_Your instructions:_ Find all lines in the listing that include the word "value", then copy them.
---+---
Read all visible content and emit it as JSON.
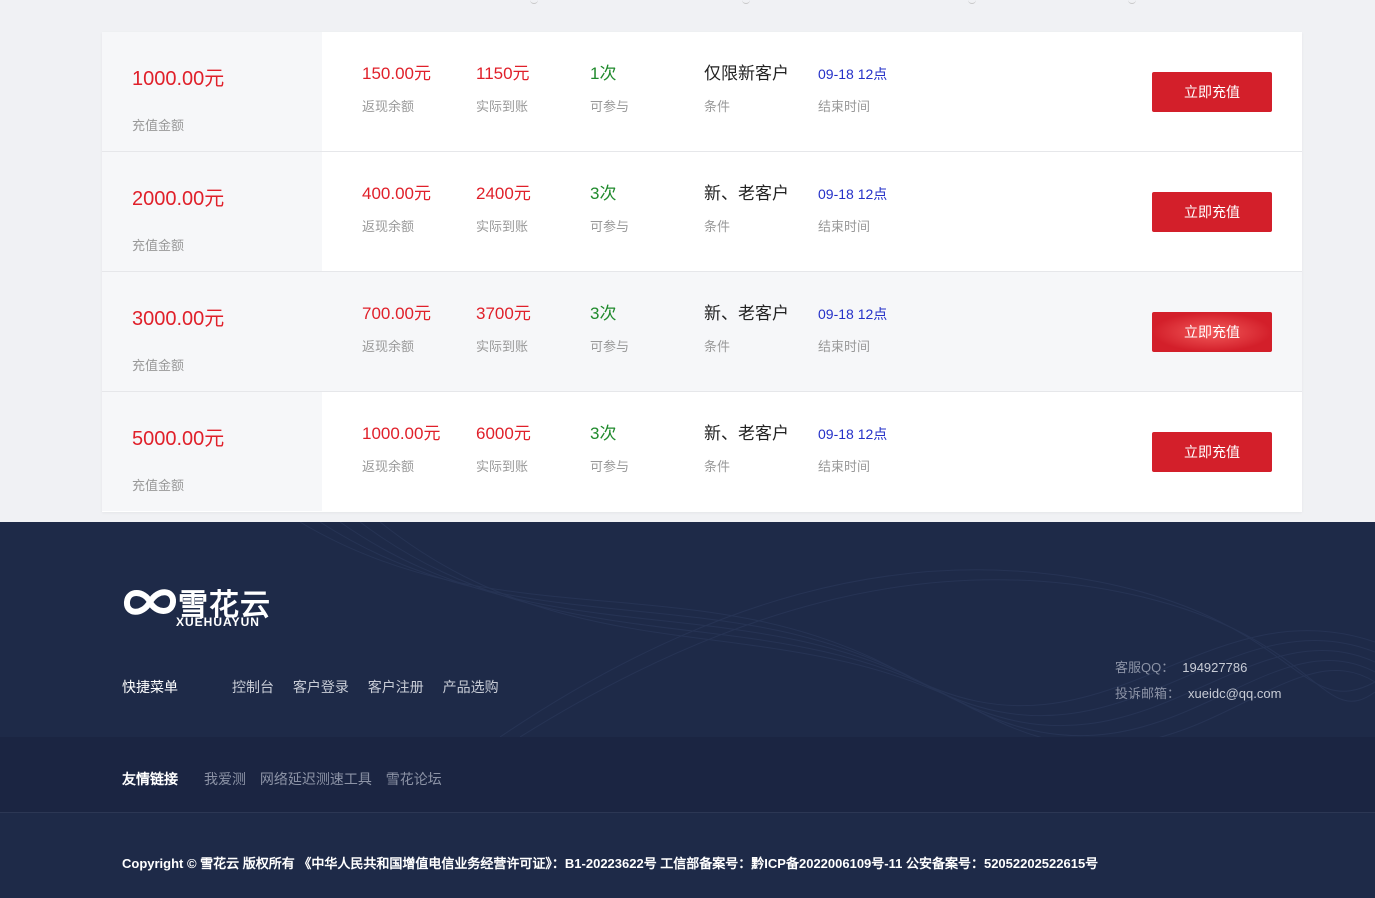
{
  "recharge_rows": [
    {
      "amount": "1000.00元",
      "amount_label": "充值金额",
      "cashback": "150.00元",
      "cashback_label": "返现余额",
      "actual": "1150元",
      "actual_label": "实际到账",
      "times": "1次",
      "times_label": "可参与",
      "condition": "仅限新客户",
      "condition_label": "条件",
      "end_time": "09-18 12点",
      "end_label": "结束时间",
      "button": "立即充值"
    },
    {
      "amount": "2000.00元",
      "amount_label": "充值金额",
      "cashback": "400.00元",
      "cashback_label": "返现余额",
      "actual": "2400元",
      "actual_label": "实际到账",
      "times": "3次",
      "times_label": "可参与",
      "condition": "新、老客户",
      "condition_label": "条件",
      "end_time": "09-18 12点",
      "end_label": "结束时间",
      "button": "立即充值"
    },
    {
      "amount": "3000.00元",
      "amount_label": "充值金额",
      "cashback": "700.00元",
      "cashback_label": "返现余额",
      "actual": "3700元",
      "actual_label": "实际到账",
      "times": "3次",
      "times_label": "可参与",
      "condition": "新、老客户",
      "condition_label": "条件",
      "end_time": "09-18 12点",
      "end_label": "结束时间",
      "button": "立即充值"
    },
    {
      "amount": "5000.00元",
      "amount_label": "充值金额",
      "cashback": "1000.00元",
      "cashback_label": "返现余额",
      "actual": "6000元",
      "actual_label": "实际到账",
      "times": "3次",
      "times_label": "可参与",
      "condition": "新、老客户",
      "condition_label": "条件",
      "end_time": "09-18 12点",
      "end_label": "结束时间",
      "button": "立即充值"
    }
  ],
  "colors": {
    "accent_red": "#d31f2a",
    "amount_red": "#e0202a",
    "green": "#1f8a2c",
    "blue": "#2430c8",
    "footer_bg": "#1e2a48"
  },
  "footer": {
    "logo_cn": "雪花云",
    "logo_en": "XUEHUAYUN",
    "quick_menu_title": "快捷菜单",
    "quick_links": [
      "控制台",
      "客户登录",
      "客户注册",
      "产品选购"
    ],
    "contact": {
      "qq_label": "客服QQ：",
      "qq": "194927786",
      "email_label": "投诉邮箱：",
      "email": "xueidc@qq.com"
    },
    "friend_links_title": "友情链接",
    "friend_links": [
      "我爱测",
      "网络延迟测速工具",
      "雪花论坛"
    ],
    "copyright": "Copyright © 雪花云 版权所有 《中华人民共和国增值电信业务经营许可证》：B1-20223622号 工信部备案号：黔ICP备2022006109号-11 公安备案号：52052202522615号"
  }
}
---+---
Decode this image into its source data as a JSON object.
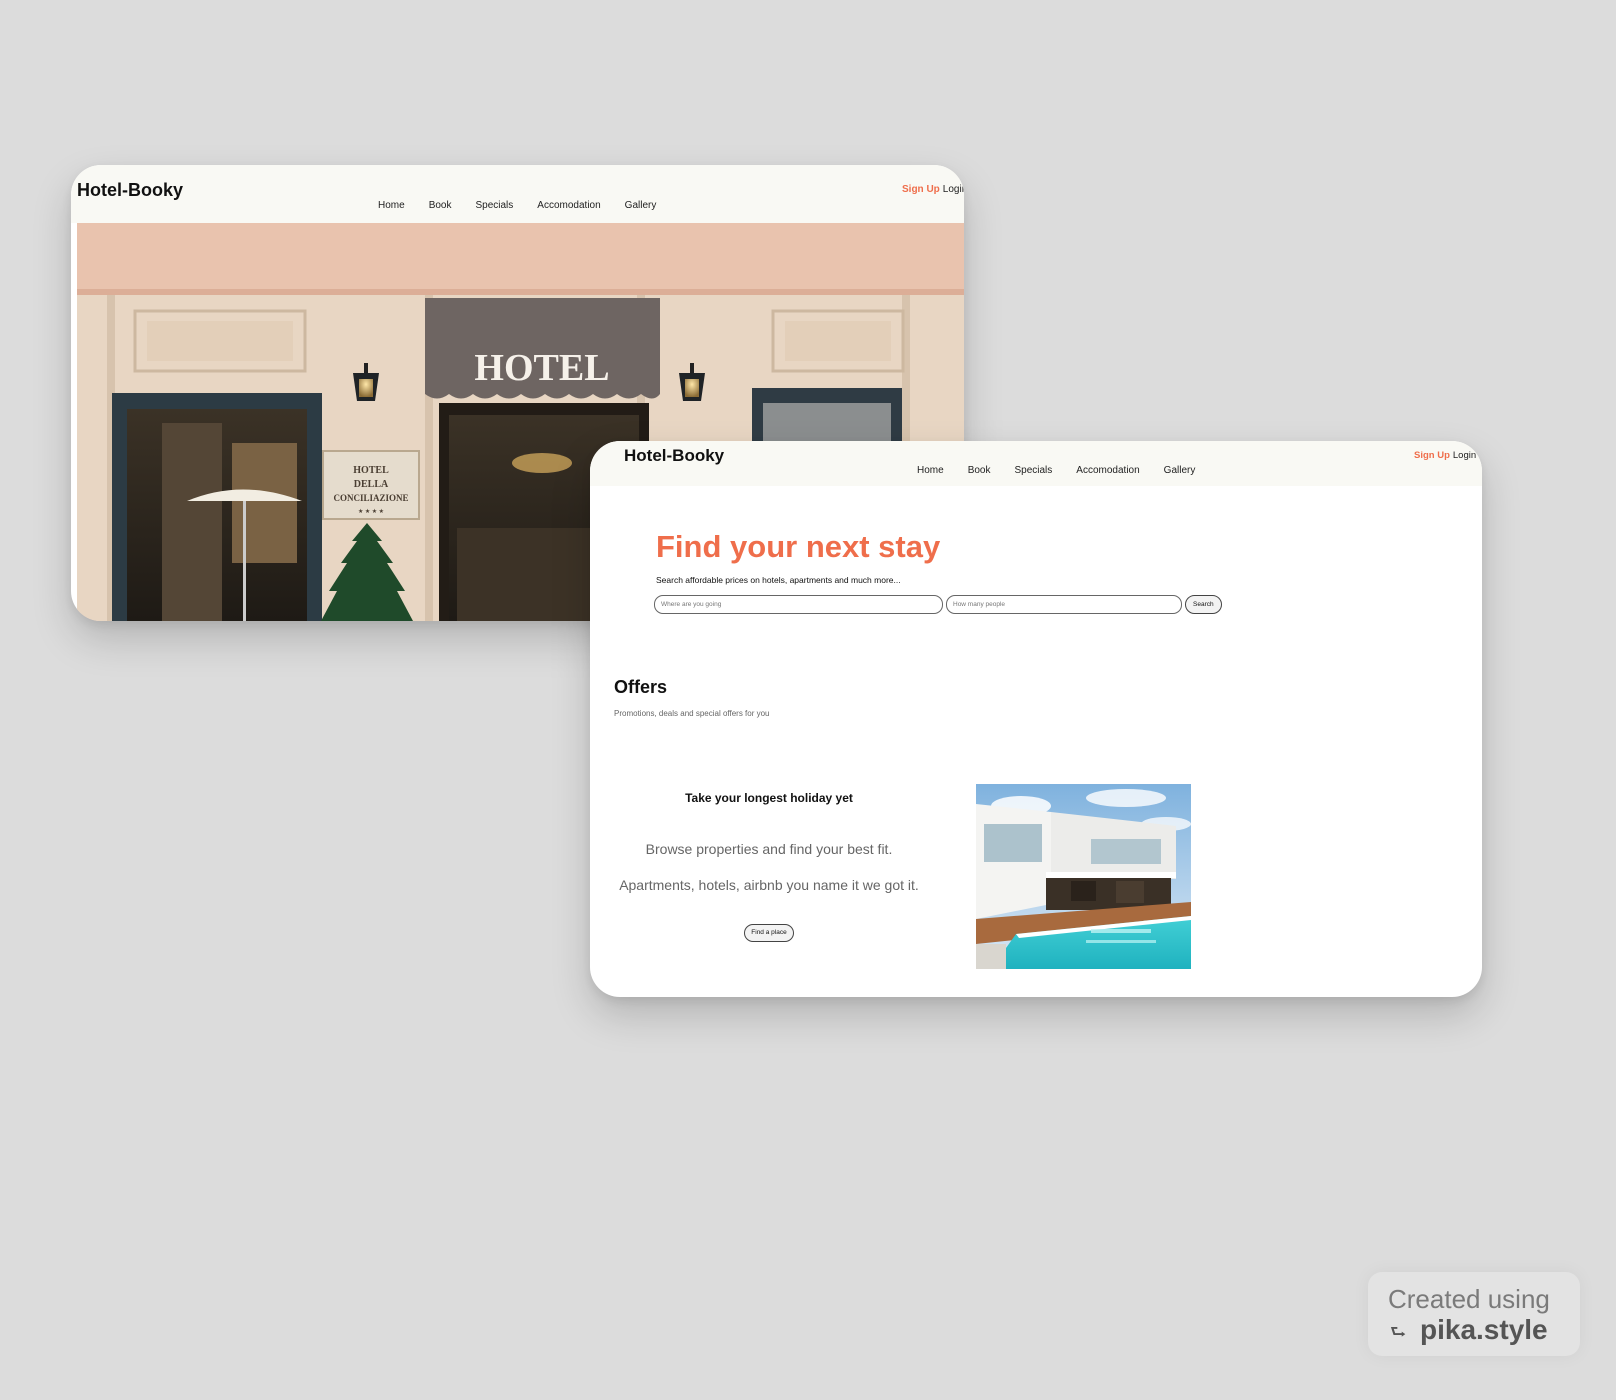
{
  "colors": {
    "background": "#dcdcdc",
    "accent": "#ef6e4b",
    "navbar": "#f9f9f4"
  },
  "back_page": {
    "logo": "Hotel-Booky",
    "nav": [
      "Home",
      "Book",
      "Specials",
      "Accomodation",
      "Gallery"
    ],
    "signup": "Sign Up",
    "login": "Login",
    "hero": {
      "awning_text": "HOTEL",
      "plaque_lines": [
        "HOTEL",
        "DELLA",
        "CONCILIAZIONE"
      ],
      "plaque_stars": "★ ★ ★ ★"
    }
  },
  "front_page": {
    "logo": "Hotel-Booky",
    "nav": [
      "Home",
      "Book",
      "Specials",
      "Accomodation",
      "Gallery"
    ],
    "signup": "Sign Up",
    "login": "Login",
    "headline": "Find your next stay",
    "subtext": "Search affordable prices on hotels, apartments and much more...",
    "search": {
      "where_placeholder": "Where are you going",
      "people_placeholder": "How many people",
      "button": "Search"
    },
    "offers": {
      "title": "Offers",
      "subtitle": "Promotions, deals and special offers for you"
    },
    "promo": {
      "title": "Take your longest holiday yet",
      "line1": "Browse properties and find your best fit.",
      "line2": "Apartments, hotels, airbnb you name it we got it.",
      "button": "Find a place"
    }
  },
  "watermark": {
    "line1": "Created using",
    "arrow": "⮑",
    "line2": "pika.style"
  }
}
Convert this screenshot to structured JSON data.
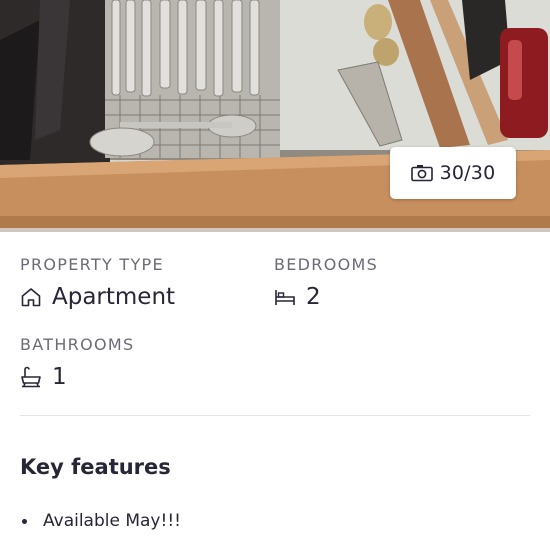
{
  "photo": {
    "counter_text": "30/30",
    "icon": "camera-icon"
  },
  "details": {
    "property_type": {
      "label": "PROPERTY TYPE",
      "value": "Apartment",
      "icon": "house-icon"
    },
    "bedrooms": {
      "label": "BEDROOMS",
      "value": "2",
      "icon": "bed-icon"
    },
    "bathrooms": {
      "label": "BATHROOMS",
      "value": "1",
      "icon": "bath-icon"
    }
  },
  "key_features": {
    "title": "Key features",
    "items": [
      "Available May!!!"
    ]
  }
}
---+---
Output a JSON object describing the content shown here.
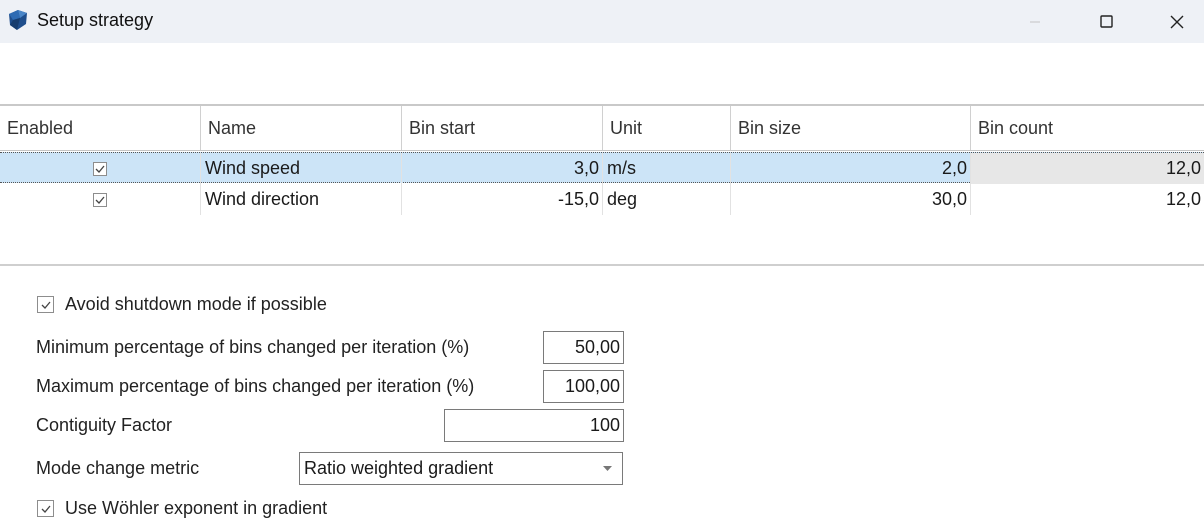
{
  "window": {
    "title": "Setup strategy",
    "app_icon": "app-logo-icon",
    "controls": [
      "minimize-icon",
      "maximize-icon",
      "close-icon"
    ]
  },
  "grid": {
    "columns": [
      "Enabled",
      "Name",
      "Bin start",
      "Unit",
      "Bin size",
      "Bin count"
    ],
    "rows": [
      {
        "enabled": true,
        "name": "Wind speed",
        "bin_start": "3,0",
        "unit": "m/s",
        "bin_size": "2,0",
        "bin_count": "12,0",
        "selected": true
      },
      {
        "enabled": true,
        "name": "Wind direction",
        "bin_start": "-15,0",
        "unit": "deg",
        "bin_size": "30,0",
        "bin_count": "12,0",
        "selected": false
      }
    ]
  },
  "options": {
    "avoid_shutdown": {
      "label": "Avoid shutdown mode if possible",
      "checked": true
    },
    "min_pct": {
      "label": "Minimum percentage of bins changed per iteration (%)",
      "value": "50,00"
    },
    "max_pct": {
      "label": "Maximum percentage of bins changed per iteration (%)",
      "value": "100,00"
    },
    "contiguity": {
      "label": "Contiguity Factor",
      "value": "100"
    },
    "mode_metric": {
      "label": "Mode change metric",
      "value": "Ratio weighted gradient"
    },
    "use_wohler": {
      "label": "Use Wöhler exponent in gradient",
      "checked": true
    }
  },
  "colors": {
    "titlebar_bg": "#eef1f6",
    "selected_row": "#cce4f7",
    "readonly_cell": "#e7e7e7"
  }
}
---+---
_Worked solution:_
      "value": "Apartment",
      "value": "2",
      "value": "1",
      "value": "50,00"
      "value": "100,00"
      "value": "100"
      "value": "Ratio weighted gradient"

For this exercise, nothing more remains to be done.